• [What needs to be done]: From the entries below, list each line with "Research".
**********
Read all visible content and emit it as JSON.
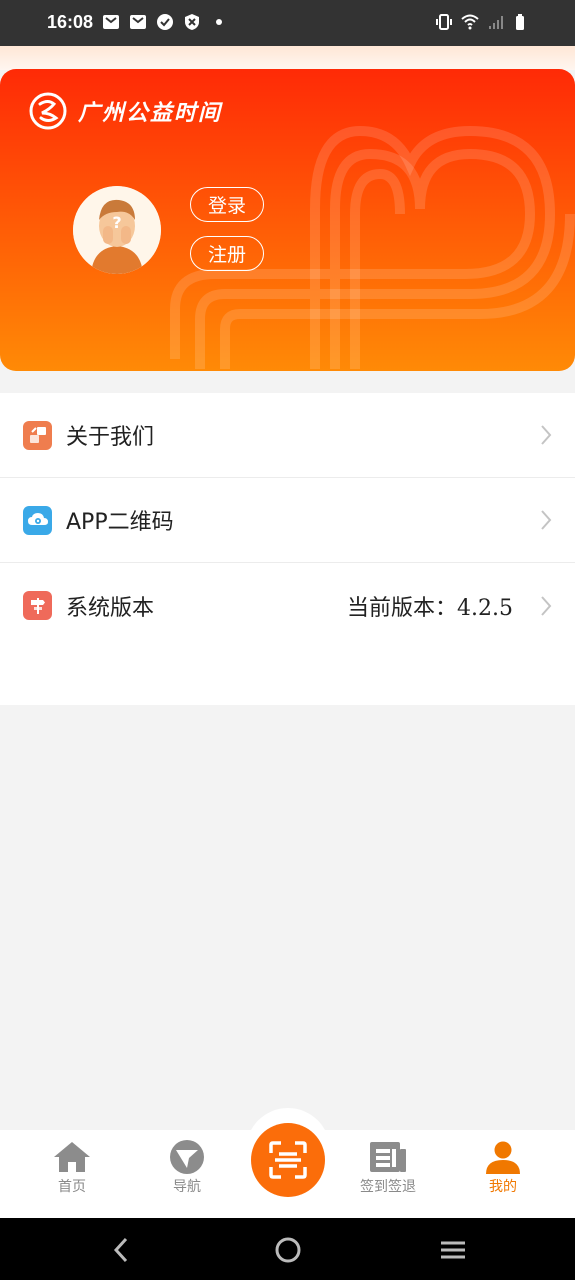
{
  "status_bar": {
    "time": "16:08",
    "left_icons": [
      "mail-icon",
      "mail-icon",
      "check-circle-icon",
      "shield-icon",
      "dot-icon"
    ],
    "right_icons": [
      "vibrate-icon",
      "wifi-icon",
      "signal-icon",
      "battery-icon"
    ]
  },
  "header": {
    "brand_name": "广州公益时间",
    "login_label": "登录",
    "register_label": "注册",
    "gradient_colors": [
      "#ff2a06",
      "#ff8a06"
    ]
  },
  "menu": {
    "items": [
      {
        "label": "关于我们",
        "icon": "about-icon",
        "icon_color": "#ef7d4e"
      },
      {
        "label": "APP二维码",
        "icon": "qr-cloud-icon",
        "icon_color": "#3aa9e8"
      },
      {
        "label": "系统版本",
        "icon": "signpost-icon",
        "icon_color": "#ef6a5a",
        "value": "当前版本：4.2.5"
      }
    ]
  },
  "tab_bar": {
    "tabs": [
      {
        "label": "首页",
        "icon": "home-icon"
      },
      {
        "label": "导航",
        "icon": "navigation-icon"
      },
      {
        "label": "签到签退",
        "icon": "checkin-icon"
      },
      {
        "label": "我的",
        "icon": "profile-icon",
        "active": true
      }
    ],
    "scan_icon": "scan-icon",
    "active_color": "#f07800"
  },
  "system_nav": [
    "back-icon",
    "home-circle-icon",
    "recents-icon"
  ]
}
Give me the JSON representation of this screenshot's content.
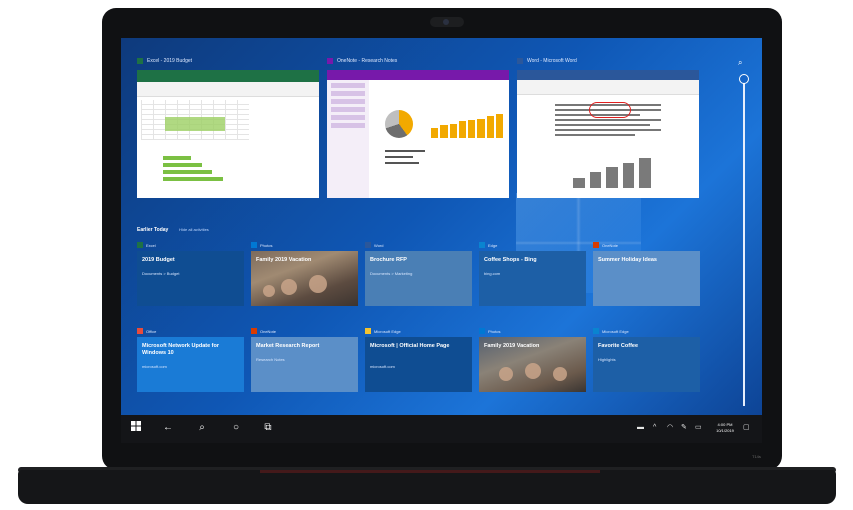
{
  "timeline": {
    "heading": "Earlier Today",
    "subheading": "Hide all activities",
    "windows": [
      {
        "app": "Excel",
        "caption": "Excel - 2019 Budget",
        "color": "#1e7145"
      },
      {
        "app": "OneNote",
        "caption": "OneNote - Research Notes",
        "color": "#7719aa"
      },
      {
        "app": "Word",
        "caption": "Word - Microsoft Word",
        "color": "#2b579a"
      }
    ],
    "row1": [
      {
        "app": "Excel",
        "title": "2019 Budget",
        "sub": "Documents > Budget",
        "bg": "#0f4d92"
      },
      {
        "app": "Photos",
        "title": "Family 2019 Vacation",
        "sub": "",
        "bg": "photo"
      },
      {
        "app": "Word",
        "title": "Brochure RFP",
        "sub": "Documents > Marketing",
        "bg": "#4a7fb5"
      },
      {
        "app": "Edge",
        "title": "Coffee Shops - Bing",
        "sub": "bing.com",
        "bg": "#1d5fa6"
      },
      {
        "app": "OneNote",
        "title": "Summer Holiday Ideas",
        "sub": "",
        "bg": "#5b8fc8"
      }
    ],
    "row2": [
      {
        "app": "Office",
        "title": "Microsoft Network Update for Windows 10",
        "sub": "microsoft.com",
        "bg": "#1a7bd6"
      },
      {
        "app": "OneNote",
        "title": "Market Research Report",
        "sub": "Research Notes",
        "bg": "#5b8fc8"
      },
      {
        "app": "Microsoft Edge",
        "title": "Microsoft | Official Home Page",
        "sub": "microsoft.com",
        "bg": "#0f4d92"
      },
      {
        "app": "Photos",
        "title": "Family 2019 Vacation",
        "sub": "",
        "bg": "photo"
      },
      {
        "app": "Microsoft Edge",
        "title": "Favorite Coffee",
        "sub": "Highlights",
        "bg": "#1d5fa6"
      }
    ]
  },
  "taskbar": {
    "icons": [
      "windows-icon",
      "back-icon",
      "search-icon",
      "cortana-icon",
      "task-view-icon"
    ],
    "tray": [
      "battery-icon",
      "chevron-icon",
      "wifi-icon",
      "pen-icon",
      "keyboard-icon"
    ],
    "clock_time": "4:00 PM",
    "clock_date": "10/1/2019"
  },
  "brand": "T14s"
}
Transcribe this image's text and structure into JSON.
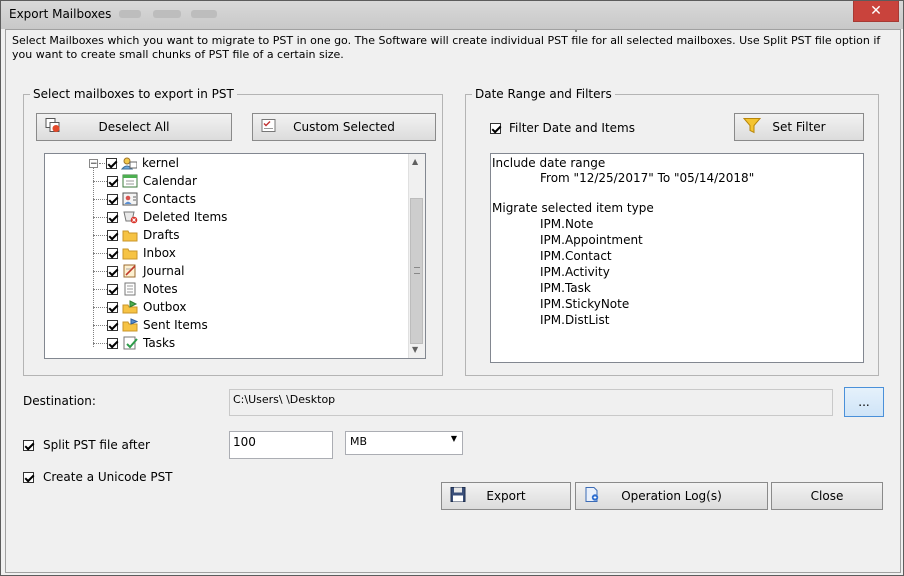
{
  "window": {
    "title": "Export Mailboxes",
    "close_symbol": "✕"
  },
  "intro_text": "Select Mailboxes which you want to migrate to PST in one go. The Software will create individual PST file for all selected mailboxes. Use Split PST file option if you want to create small chunks of PST file of a certain size.",
  "mailbox_group": {
    "legend": "Select mailboxes to export in PST",
    "deselect_label": "Deselect All",
    "custom_label": "Custom Selected",
    "tree": {
      "root": {
        "label": "kernel",
        "checked": true,
        "expander": "−"
      },
      "folders": [
        {
          "label": "Calendar",
          "checked": true,
          "icon": "calendar-icon"
        },
        {
          "label": "Contacts",
          "checked": true,
          "icon": "contacts-icon"
        },
        {
          "label": "Deleted Items",
          "checked": true,
          "icon": "deleted-items-icon"
        },
        {
          "label": "Drafts",
          "checked": true,
          "icon": "folder-icon"
        },
        {
          "label": "Inbox",
          "checked": true,
          "icon": "folder-icon"
        },
        {
          "label": "Journal",
          "checked": true,
          "icon": "journal-icon"
        },
        {
          "label": "Notes",
          "checked": true,
          "icon": "notes-icon"
        },
        {
          "label": "Outbox",
          "checked": true,
          "icon": "outbox-icon"
        },
        {
          "label": "Sent Items",
          "checked": true,
          "icon": "sent-items-icon"
        },
        {
          "label": "Tasks",
          "checked": true,
          "icon": "tasks-icon"
        }
      ]
    }
  },
  "filter_group": {
    "legend": "Date Range and Filters",
    "filter_checkbox_label": "Filter Date and Items",
    "filter_checked": true,
    "set_filter_label": "Set Filter",
    "summary": {
      "date_heading": "Include date range",
      "date_range": "From \"12/25/2017\" To \"05/14/2018\"",
      "types_heading": "Migrate selected item type",
      "item_types": [
        "IPM.Note",
        "IPM.Appointment",
        "IPM.Contact",
        "IPM.Activity",
        "IPM.Task",
        "IPM.StickyNote",
        "IPM.DistList"
      ]
    }
  },
  "destination": {
    "label": "Destination:",
    "path": "C:\\Users\\      \\Desktop",
    "browse_label": "..."
  },
  "split": {
    "label": "Split PST file after",
    "checked": true,
    "size_value": "100",
    "unit_value": "MB"
  },
  "unicode": {
    "label": "Create a Unicode PST",
    "checked": true
  },
  "actions": {
    "export_label": "Export",
    "log_label": "Operation Log(s)",
    "close_label": "Close"
  }
}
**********
• [Solution for this task]:
        "caption": "OneNote - Research Notes",
        "title": "Market Research Report",
        "sub": "Research Notes",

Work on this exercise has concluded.